The two chaps getting the Billy Bunter treatment (yarroo!!) are, sadly for both us and them, Henry Tang (sporting the glasses) and C Y Leung, the two “leading” candidates to be the next CEO of HK Inc. Both are allegedly Beijing approved. This means that they are sufficiently malleable to kowtow to the emperor, who is not that far away thanks to modern air travel. Just look under ‘invertebrates’ in the dictionary. Freedom of kicking is alive in Hong Kong.
And if you want to see a few more of our glorious representatives, look no further.
Can you spot Albert Ho Chun-yan or Regina Ip Lau Suk-yee? Lucky you.
For most people however the new year is a time to spruce up the house, pay down the debts, put on the glad rags and decorate the house with peach blossom, chrysanths, tangerine trees, pussy willow, red berries and the rather odd yellow relative of the tomato family, Solanum mammosum.
There they are, the goldeny-yellow things behind the mini-bamboo pyramids. My wife calls then babies’ feet but there are surprisingly ruder epithets. I leave you to explore the alternatives or indeed invent your own. Every potential purchase is carefully weighed, haggled over and at times aborted if a sensible price cannot be agreed. It is important to buy the best quality and plants are selected that look like they will bloom closest to the first day of the new year and last the longest thereafter. We are more concerned that the dog doesn’t eat everything. I often wonder whether the red berries are poisonous.
Some of the flowers are the real thing
and some are not
If you think the picture above is not sharp, you are incredibly observant but not necessarily the sharpest knife in the drawer as I deliberately blurred it and hope to get 6.0 from the Russian judge for artistic impression.
Now all these images were shot in the busy metropolis whereas we Sai Kung grockles celebrate in a less commercial manner. And our decorations are more, well, abstract. I was impressed to see these festive chickens on display for example.
As a seaside town the boats also get decorated and in truth they look better than most of the tacky, stuff you may see in Victoria Park. Look at these simple but attractive decorations.
Lanterns hang everywhere.
And good luck wishes for a safe return hang along the seawall for those going to sea .
If it all gets too much you can just enjoy a walk along the pier as the sun goes down. That is exactly what I did.
In truth, the lunar new year is a lot of fun, an excuse to get families together, give out lai see or hong bao to the children, eat well, have a proper break and, if tradition survives, park illegally without getting a ticket. So go on, when the 23rd January arrives, get into the spirit of things. Put on your best red clothes, park in the boss’s space at work and then go home for three days, telling him it works in China and if (your country) wants to compete in the new world order, well, some Chinese customs just have to spread. I am sure he / she will understand.

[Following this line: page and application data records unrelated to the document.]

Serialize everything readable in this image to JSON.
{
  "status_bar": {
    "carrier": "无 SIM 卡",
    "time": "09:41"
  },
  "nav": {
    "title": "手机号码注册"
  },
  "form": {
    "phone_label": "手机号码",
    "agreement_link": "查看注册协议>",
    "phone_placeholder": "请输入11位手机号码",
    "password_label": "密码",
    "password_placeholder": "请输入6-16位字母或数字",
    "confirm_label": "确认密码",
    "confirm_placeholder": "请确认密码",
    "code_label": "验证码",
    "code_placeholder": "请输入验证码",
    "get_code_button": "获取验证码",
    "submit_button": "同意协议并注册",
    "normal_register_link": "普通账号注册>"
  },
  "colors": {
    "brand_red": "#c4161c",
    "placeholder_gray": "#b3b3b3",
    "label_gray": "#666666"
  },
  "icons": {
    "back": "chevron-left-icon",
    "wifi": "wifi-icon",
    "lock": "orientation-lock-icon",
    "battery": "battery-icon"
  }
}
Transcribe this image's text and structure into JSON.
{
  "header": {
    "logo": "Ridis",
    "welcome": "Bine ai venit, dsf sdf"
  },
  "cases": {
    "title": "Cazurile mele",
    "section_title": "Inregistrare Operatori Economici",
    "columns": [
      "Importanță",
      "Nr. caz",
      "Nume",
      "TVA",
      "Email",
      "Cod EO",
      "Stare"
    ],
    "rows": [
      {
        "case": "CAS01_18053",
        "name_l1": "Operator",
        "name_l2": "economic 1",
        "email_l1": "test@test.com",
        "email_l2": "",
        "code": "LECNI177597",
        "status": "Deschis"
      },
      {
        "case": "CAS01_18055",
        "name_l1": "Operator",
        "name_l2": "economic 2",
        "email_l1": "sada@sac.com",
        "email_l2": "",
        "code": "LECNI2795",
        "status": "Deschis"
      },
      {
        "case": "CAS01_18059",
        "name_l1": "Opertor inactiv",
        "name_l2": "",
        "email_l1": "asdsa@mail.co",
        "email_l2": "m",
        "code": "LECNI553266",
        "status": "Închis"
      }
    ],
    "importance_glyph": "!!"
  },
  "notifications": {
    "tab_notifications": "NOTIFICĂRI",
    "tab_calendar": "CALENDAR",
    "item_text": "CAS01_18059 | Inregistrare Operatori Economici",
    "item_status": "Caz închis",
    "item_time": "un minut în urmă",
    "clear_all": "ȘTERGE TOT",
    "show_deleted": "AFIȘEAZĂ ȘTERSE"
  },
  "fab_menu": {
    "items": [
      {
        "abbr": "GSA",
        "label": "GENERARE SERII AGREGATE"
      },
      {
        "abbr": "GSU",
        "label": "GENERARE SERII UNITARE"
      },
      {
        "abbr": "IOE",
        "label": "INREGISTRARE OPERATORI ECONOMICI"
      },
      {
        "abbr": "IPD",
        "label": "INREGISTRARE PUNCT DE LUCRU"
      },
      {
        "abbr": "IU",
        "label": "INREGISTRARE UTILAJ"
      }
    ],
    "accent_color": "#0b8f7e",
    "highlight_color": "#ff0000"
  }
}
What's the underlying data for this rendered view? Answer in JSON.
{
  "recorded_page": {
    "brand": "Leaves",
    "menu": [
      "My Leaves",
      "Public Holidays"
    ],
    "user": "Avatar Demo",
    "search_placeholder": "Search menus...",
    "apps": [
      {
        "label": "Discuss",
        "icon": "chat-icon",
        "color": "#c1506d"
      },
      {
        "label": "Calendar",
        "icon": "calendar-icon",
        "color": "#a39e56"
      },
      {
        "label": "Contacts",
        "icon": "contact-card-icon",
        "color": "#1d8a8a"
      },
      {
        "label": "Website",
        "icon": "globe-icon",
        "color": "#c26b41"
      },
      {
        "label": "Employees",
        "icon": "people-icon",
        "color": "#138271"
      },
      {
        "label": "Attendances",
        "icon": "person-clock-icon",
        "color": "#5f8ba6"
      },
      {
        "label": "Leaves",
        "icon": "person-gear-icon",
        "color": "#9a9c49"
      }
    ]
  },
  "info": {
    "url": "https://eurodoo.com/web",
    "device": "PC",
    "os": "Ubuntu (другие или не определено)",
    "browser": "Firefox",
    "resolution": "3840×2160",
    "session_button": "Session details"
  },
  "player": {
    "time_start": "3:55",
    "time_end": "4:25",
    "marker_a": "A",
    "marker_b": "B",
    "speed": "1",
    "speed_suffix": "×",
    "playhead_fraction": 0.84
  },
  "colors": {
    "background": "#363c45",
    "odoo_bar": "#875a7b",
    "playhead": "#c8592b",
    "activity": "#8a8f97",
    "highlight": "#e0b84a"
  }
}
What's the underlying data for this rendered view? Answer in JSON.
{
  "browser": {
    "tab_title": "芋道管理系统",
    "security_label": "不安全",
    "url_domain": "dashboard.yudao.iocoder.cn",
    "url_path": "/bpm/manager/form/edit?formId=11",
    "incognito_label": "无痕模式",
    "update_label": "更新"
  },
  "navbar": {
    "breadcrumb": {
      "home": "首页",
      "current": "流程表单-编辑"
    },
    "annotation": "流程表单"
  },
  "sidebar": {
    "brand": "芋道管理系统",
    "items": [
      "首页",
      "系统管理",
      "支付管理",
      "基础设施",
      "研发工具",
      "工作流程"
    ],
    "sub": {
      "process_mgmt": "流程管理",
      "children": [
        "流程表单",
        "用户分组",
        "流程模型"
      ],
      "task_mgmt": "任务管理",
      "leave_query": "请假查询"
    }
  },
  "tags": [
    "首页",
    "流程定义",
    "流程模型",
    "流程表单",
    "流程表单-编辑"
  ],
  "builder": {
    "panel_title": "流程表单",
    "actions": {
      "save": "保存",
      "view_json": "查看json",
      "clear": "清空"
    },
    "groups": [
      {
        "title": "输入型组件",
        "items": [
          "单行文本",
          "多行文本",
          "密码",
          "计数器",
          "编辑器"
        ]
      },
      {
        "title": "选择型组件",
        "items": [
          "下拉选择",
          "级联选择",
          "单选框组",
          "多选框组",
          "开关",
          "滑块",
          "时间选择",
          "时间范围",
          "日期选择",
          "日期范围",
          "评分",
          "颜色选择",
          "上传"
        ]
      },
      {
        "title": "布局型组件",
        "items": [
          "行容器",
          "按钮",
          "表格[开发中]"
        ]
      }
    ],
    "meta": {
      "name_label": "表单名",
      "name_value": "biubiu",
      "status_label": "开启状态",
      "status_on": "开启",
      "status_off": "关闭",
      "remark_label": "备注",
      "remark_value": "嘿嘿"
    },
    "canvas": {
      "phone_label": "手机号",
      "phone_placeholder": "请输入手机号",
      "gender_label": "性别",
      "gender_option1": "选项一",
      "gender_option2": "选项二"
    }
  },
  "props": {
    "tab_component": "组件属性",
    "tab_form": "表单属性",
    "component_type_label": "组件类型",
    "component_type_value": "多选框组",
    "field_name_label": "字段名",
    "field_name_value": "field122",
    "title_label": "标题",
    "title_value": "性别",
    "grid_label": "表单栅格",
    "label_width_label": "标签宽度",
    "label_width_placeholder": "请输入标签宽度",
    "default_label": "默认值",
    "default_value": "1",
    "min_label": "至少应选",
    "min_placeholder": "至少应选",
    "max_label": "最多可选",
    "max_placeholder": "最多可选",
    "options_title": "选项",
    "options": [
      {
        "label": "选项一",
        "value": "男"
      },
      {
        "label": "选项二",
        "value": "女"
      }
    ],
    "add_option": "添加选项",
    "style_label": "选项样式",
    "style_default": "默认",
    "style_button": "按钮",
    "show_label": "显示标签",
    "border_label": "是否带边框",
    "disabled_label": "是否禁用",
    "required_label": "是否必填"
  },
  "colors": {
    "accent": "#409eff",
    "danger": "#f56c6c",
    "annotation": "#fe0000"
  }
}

Me, I’m off out for a while as Mrs. H is cooking turnip cake. Luckily it tastes a lot better than it smells in the cooking process. As usual it will be pronounced ‘delicious’ and we will all wonder how something as boring as a turnip can be turned into a feast fit for an emperor. Just don’t call the boss a turnip head. That is not a Chinese custom and should not be adopted.
Oh and in case you didn’t know it will be the Year of the Dragon and I, for my sins, am a Rooster. And cock-a-doddle-doo to you too.